<<<<

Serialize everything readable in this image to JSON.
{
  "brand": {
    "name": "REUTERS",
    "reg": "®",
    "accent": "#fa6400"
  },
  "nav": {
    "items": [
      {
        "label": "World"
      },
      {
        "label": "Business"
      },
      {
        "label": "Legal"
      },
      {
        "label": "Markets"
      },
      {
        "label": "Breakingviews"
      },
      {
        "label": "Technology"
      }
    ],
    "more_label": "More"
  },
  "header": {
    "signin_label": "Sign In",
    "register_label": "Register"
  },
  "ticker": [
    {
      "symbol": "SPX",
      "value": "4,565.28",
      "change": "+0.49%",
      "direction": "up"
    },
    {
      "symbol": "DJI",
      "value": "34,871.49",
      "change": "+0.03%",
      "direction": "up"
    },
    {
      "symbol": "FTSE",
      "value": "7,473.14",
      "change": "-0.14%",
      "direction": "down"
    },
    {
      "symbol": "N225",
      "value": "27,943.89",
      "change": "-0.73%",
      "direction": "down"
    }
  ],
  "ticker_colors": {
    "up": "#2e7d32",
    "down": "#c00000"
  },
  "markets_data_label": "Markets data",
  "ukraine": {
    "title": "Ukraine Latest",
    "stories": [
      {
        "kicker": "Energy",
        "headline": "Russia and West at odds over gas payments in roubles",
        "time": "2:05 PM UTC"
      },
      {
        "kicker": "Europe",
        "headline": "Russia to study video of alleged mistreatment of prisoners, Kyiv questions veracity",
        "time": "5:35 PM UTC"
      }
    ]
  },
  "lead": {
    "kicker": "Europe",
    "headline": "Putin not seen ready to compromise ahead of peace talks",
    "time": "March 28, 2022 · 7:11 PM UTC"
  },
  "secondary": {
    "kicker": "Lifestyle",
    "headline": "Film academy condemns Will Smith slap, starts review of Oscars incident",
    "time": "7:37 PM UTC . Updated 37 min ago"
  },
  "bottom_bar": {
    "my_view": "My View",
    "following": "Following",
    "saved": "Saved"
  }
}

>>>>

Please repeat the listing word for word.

Serialize everything readable in this image to JSON.
{
  "brand": {
    "name": "REUTERS",
    "reg": "®",
    "accent": "#fa6400"
  },
  "nav": {
    "items": [
      {
        "label": "World"
      },
      {
        "label": "Business"
      },
      {
        "label": "Legal"
      },
      {
        "label": "Markets"
      },
      {
        "label": "Breakingviews"
      },
      {
        "label": "Technology"
      }
    ],
    "more_label": "More"
  },
  "header": {
    "signin_label": "Sign In",
    "register_label": "Register"
  },
  "ticker": [
    {
      "symbol": "SPX",
      "value": "4,565.28",
      "change": "+0.49%",
      "direction": "up"
    },
    {
      "symbol": "DJI",
      "value": "34,871.49",
      "change": "+0.03%",
      "direction": "up"
    },
    {
      "symbol": "FTSE",
      "value": "7,473.14",
      "change": "-0.14%",
      "direction": "down"
    },
    {
      "symbol": "N225",
      "value": "27,943.89",
      "change": "-0.73%",
      "direction": "down"
    }
  ],
  "ticker_colors": {
    "up": "#2e7d32",
    "down": "#c00000"
  },
  "markets_data_label": "Markets data",
  "ukraine": {
    "title": "Ukraine Latest",
    "stories": [
      {
        "kicker": "Energy",
        "headline": "Russia and West at odds over gas payments in roubles",
        "time": "2:05 PM UTC"
      },
      {
        "kicker": "Europe",
        "headline": "Russia to study video of alleged mistreatment of prisoners, Kyiv questions veracity",
        "time": "5:35 PM UTC"
      }
    ]
  },
  "lead": {
    "kicker": "Europe",
    "headline": "Putin not seen ready to compromise ahead of peace talks",
    "time": "March 28, 2022 · 7:11 PM UTC"
  },
  "secondary": {
    "kicker": "Lifestyle",
    "headline": "Film academy condemns Will Smith slap, starts review of Oscars incident",
    "time": "7:37 PM UTC . Updated 37 min ago"
  },
  "bottom_bar": {
    "my_view": "My View",
    "following": "Following",
    "saved": "Saved"
  }
}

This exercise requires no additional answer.